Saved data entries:
══════

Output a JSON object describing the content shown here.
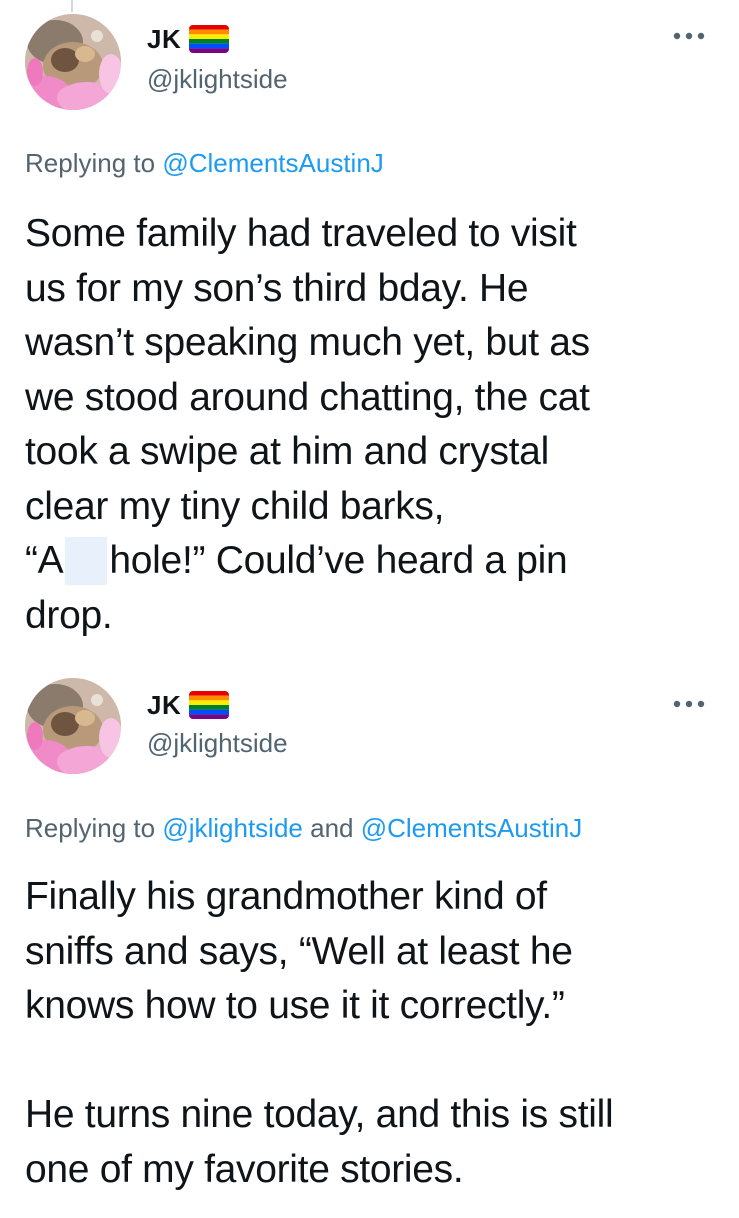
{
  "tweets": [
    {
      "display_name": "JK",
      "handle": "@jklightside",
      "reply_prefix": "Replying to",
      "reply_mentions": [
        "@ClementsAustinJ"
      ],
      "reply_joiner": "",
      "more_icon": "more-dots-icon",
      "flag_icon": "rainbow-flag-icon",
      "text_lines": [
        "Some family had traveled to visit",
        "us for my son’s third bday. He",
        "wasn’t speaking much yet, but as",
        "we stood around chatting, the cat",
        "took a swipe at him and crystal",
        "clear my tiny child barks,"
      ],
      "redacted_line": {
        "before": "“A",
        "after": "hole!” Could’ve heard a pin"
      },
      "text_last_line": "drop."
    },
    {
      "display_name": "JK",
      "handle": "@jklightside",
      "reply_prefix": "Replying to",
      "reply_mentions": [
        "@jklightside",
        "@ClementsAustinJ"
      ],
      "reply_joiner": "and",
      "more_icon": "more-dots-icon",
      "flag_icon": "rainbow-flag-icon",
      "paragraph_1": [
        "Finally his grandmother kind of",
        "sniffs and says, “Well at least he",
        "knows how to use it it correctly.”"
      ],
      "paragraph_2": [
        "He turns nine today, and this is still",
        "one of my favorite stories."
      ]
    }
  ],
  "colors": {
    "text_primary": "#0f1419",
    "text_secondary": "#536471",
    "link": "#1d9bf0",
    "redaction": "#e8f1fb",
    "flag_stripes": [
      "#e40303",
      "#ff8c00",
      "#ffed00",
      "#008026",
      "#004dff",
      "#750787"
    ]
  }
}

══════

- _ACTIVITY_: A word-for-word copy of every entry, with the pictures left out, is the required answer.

- _YOUR RESPONSE_:
Output a JSON object describing the content shown here.
{
  "tweets": [
    {
      "display_name": "JK",
      "handle": "@jklightside",
      "reply_prefix": "Replying to",
      "reply_mentions": [
        "@ClementsAustinJ"
      ],
      "reply_joiner": "",
      "more_icon": "more-dots-icon",
      "flag_icon": "rainbow-flag-icon",
      "text_lines": [
        "Some family had traveled to visit",
        "us for my son’s third bday. He",
        "wasn’t speaking much yet, but as",
        "we stood around chatting, the cat",
        "took a swipe at him and crystal",
        "clear my tiny child barks,"
      ],
      "redacted_line": {
        "before": "“A",
        "after": "hole!” Could’ve heard a pin"
      },
      "text_last_line": "drop."
    },
    {
      "display_name": "JK",
      "handle": "@jklightside",
      "reply_prefix": "Replying to",
      "reply_mentions": [
        "@jklightside",
        "@ClementsAustinJ"
      ],
      "reply_joiner": "and",
      "more_icon": "more-dots-icon",
      "flag_icon": "rainbow-flag-icon",
      "paragraph_1": [
        "Finally his grandmother kind of",
        "sniffs and says, “Well at least he",
        "knows how to use it it correctly.”"
      ],
      "paragraph_2": [
        "He turns nine today, and this is still",
        "one of my favorite stories."
      ]
    }
  ],
  "colors": {
    "text_primary": "#0f1419",
    "text_secondary": "#536471",
    "link": "#1d9bf0",
    "redaction": "#e8f1fb",
    "flag_stripes": [
      "#e40303",
      "#ff8c00",
      "#ffed00",
      "#008026",
      "#004dff",
      "#750787"
    ]
  }
}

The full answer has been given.